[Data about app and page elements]
+++

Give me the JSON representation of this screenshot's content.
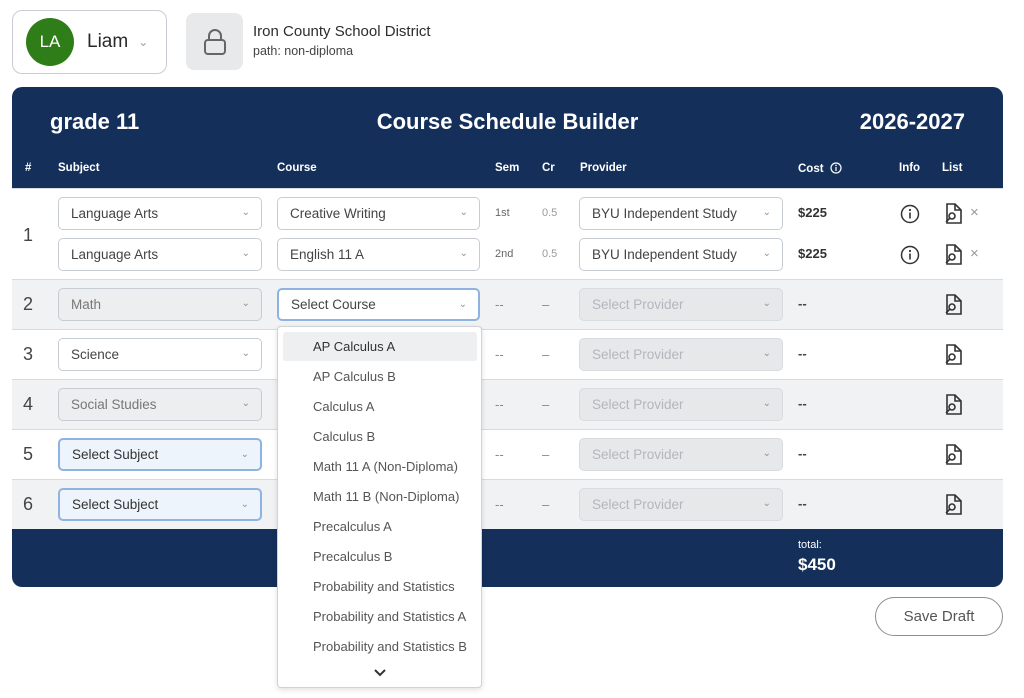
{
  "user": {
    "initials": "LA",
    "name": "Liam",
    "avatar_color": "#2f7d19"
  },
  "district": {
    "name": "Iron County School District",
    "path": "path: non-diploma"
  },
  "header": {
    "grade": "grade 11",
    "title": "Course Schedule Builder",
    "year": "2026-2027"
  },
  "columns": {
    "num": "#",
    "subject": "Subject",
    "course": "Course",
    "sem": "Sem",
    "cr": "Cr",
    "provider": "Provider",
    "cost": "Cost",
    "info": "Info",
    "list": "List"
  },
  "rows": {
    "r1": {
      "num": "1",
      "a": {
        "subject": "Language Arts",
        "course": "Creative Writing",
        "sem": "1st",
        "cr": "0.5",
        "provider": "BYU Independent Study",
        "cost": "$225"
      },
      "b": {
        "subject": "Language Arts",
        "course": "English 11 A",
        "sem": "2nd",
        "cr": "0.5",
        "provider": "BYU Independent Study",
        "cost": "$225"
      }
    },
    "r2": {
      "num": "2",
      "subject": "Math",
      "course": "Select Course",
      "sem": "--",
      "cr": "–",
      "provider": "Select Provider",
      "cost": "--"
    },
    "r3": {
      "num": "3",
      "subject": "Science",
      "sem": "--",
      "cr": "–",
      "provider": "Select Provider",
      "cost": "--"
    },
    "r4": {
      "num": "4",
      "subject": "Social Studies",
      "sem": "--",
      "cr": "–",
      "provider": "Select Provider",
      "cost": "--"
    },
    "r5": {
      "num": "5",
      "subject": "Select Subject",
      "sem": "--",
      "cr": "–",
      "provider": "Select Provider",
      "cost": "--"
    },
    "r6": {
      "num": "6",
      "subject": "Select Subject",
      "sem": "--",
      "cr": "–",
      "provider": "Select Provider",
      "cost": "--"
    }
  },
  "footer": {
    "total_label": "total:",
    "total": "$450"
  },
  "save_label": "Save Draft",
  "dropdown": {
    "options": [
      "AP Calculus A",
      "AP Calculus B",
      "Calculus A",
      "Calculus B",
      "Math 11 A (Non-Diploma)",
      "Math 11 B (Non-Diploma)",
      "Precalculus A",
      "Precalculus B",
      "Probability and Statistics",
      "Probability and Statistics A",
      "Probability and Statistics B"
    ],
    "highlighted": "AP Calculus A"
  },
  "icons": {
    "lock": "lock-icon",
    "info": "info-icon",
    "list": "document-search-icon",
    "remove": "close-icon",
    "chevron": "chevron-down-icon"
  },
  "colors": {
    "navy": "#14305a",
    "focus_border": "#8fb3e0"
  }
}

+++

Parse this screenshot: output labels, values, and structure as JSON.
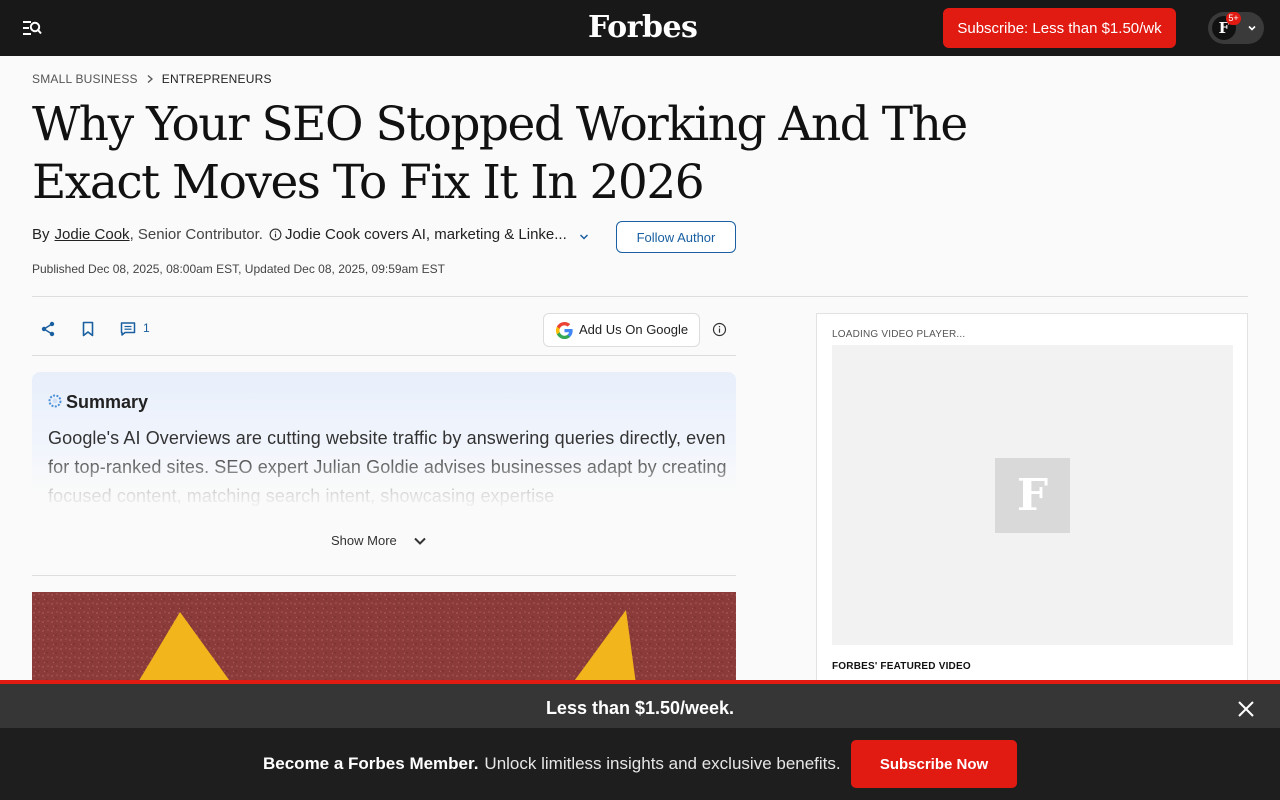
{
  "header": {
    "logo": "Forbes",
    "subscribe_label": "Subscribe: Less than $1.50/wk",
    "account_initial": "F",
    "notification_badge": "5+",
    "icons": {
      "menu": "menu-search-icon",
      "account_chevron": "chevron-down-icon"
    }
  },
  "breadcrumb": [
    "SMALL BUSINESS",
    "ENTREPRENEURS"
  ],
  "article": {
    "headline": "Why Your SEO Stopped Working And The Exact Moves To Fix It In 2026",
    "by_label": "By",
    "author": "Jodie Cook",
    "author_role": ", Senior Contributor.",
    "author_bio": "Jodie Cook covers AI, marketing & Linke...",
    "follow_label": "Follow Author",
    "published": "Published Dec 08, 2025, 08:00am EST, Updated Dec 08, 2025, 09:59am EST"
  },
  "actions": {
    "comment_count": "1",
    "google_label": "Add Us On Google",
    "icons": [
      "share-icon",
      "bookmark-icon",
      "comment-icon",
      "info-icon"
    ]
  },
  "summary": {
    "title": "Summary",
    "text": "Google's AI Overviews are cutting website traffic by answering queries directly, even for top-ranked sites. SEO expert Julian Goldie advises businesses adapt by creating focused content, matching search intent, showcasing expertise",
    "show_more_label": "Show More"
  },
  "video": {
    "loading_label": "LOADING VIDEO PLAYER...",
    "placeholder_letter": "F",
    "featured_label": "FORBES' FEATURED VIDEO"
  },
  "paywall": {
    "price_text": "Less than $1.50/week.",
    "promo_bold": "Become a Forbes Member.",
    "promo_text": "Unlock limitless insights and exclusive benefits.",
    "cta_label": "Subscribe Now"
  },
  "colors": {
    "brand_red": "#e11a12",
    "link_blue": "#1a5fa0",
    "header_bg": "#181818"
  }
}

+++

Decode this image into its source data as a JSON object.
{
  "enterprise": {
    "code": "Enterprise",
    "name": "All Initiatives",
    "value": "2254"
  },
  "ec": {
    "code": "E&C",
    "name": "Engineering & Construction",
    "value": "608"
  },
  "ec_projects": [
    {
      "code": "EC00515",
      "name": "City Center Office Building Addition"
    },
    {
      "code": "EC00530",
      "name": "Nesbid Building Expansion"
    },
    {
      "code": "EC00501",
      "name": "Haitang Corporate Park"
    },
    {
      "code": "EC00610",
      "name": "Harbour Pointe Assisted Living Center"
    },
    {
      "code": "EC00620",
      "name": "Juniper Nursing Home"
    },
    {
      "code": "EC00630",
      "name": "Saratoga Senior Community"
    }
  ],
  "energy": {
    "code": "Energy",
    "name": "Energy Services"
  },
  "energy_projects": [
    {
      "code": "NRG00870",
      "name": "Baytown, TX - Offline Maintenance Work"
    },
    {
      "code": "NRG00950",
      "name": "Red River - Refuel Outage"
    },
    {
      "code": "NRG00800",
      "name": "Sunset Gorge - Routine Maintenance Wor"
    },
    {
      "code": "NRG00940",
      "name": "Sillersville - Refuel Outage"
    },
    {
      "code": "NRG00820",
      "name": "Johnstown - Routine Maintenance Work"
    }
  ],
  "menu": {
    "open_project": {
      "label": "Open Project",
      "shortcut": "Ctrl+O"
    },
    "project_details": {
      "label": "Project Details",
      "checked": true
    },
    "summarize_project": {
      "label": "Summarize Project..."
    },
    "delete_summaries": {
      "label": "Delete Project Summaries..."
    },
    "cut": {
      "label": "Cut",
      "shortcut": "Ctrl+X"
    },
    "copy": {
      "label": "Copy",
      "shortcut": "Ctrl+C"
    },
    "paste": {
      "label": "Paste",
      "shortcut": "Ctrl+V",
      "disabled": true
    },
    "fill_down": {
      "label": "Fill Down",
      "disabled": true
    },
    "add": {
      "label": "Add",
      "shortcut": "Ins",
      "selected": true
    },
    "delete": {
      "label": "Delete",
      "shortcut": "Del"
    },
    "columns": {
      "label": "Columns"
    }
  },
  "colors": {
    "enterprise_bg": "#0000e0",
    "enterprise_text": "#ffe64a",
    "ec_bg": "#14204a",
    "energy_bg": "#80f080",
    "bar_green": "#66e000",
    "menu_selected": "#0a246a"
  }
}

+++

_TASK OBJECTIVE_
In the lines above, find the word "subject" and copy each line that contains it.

_SOLVED PROBLEM_
    "subject": "Subject",
        "subject": "Language Arts",
        "subject": "Language Arts",
      "subject": "Math",
      "subject": "Science",
      "subject": "Social Studies",
      "subject": "Select Subject",
      "subject": "Select Subject",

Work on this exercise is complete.